▶ [TASK TO CARRY OUT]:
Using the listing, copy each whole line that features "ffffff".

▶ [MATERIAL FOR THIS EXERCISE]:
__________________________________________________
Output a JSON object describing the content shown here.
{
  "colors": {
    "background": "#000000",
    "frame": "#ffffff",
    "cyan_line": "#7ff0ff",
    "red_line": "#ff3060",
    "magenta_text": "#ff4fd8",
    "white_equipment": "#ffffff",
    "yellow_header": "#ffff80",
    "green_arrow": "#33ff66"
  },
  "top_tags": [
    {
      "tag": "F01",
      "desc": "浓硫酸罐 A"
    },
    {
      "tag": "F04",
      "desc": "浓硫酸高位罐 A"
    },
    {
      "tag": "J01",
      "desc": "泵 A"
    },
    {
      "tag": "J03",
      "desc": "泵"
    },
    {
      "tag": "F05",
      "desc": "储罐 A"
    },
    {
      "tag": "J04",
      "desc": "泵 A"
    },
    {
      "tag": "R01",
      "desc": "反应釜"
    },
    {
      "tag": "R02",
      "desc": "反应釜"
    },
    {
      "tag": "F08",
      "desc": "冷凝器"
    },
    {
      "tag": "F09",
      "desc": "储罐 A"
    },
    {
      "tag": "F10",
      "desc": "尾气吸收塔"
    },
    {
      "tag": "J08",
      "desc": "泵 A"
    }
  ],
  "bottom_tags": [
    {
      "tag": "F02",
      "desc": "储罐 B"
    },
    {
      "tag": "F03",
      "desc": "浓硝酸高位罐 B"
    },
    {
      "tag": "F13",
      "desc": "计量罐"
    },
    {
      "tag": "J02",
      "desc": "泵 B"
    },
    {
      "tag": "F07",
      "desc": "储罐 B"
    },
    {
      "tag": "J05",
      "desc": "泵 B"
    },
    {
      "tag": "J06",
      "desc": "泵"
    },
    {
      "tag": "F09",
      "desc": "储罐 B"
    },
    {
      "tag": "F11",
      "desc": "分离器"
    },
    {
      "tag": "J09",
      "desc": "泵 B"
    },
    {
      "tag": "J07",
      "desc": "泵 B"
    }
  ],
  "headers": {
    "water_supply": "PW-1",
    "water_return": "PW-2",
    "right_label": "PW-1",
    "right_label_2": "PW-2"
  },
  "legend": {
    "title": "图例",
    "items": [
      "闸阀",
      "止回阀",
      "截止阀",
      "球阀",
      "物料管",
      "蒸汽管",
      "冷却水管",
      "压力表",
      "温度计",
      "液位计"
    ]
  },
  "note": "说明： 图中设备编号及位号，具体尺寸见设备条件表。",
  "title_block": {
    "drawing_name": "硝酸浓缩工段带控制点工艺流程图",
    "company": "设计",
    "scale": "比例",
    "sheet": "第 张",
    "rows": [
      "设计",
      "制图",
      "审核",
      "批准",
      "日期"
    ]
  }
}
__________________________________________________
▶ [YOUR SOLUTION]:
    "frame": "#ffffff",
    "white_equipment": "#ffffff",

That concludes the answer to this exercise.